C++ Logo

SG16

Advanced search

Subject: Re: Wide characters with multiple c-chars
From: Peter Brett (pbrett_at_[hidden])
Date: 2020-07-02 11:10:39


Is there scope for a non-normative note with a recommendation that implementations do not implement the feature?

                        Peter

From: SG16 <sg16-bounces_at_[hidden]> On Behalf Of Tom Honermann via SG16
Sent: 02 July 2020 16:50
To: sg16_at_[hidden]
Cc: Tom Honermann <tom_at_[hidden]>; Corentin <corentin.jabot_at_[hidden]>
Subject: Re: [SG16] Wide characters with multiple c-chars

EXTERNAL MAIL
On 7/2/20 3:31 AM, Corentin via SG16 wrote:


On Thu, 2 Jul 2020 at 09:09, Corentin <corentin.jabot_at_[hidden]<mailto:corentin.jabot_at_[hidden]>> wrote:
Hello,
As part of https://wg21.link/p2178r0$>,

I would like to make *wide* characters litteral with multiple c-char (ie: L'abc') ill-formed
https://compiler-explorer.com/z/MHExrk$>

I forgot to mention that it's extra fun with combining characters
https://compiler-explorer.com/z/ndyyAD$> (the value of b is equivalent to L'e\u0301')
In both of the compiler-explorer examples, the options to the MSVC compiler are incorrect; they should be '/O2' and '/utf-8' respectively (though I don't think it affects the results for these cases).



All compilers but MSVC emit a warning by default, some implementations pick the first c-char, others pick the last.
There is no use (no occurrence in any of the packages in vcpkg) or usage for this feature.

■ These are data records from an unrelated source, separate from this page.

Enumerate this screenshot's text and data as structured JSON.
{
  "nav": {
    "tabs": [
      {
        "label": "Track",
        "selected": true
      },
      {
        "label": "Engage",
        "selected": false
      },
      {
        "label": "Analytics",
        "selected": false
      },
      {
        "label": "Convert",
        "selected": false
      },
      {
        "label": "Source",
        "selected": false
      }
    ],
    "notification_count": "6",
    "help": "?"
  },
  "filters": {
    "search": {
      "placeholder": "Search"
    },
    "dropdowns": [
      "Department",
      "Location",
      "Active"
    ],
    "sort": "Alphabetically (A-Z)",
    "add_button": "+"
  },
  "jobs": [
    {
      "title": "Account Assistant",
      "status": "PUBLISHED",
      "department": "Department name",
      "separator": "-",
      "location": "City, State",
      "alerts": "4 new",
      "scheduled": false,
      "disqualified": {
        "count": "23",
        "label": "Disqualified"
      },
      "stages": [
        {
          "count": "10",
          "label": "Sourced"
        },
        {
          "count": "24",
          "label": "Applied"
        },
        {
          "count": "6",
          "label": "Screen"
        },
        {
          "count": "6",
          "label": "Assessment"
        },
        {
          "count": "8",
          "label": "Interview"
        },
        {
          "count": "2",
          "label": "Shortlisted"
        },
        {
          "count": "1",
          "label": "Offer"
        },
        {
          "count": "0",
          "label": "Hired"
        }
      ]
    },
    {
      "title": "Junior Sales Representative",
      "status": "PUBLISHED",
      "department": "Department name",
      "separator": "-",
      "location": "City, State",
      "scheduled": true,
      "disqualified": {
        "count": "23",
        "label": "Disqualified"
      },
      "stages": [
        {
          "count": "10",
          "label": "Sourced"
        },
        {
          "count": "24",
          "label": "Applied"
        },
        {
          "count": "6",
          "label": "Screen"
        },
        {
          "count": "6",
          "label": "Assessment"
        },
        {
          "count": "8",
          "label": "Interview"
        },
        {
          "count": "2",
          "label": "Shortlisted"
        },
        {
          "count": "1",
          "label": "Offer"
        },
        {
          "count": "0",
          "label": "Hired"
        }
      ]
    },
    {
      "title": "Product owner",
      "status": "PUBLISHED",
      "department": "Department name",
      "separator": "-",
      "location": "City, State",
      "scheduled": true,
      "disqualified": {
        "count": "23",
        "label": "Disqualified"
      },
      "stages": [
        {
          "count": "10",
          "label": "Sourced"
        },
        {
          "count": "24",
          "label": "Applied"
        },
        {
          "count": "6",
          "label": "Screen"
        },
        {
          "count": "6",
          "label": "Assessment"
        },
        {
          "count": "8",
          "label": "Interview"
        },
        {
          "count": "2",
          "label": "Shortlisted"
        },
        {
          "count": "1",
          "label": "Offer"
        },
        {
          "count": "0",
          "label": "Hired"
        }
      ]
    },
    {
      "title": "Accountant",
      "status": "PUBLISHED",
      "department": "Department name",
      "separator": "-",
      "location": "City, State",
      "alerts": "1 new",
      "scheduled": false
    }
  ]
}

Did you check for cases like _TEXT('xx'), _T('xx'), and __T('xx') in addition to L'xx'?

Regardless, the packages in the vcpkg ecosystem can prove that a feature is used, but cannot prove that a feature is not used.

So why do this?
- Someone unfamiliar with C++ might do auto str = L'abc' instead of L"abc"
- Things that are not useful should not linger for 40 more years in the standard; Tom and I talked too much about how to word this "feature" as part of P2029, so it's not free.
- It's part of a wider "Bogus conversions in phase 5" should be ill-formed rather than doing their best to compile *something*
P2029 makes these explicitly conditionally-supported in order to, as I understand it, match the C standard (in the C standard, my understanding is that implementation-defined semantics can include rejecting the code, but in the C++ standard, we use conditionally-supported for the same allowance). Therefore, implementations are not (will not be) required to accept them with current direction.


Please note that I am not proposing to make (narrow) multi character literals ill-formed or deprecated at this point, there are some uses, and these uses are intended.

I would really like your opinion so we can propose that change to EWG and make the change without taking too much of anyone's time (the process really isn't tuned for very small changes, which is why that is part of a larger paper)

I am weakly against for three reasons:

  1. I think there are more valuable efforts for us to spend our time on. I don't find the motivation above compelling. These are legacy features that, as far as I am aware, don't actively cause problems. If evidence can be found to demonstrate that they do actively cause problems, then I might change my mind.
  2. Existing compilers are unlikely to change their behavior. Clang, gcc, and icc already issue warnings for use of multicharacter literals (both ordinary and wide) and I suspect they would continue to accept these as extensions (even in their strict compliance modes). The cumulative affect of the proposed change seems to be to require MSVC to issue a warning.
  3. Requiring a diagnostic creates an unnecessary divergence from C.

Tom.

Thanks a lot,
Corentin









SG16 list run by sg16-owner@lists.isocpp.org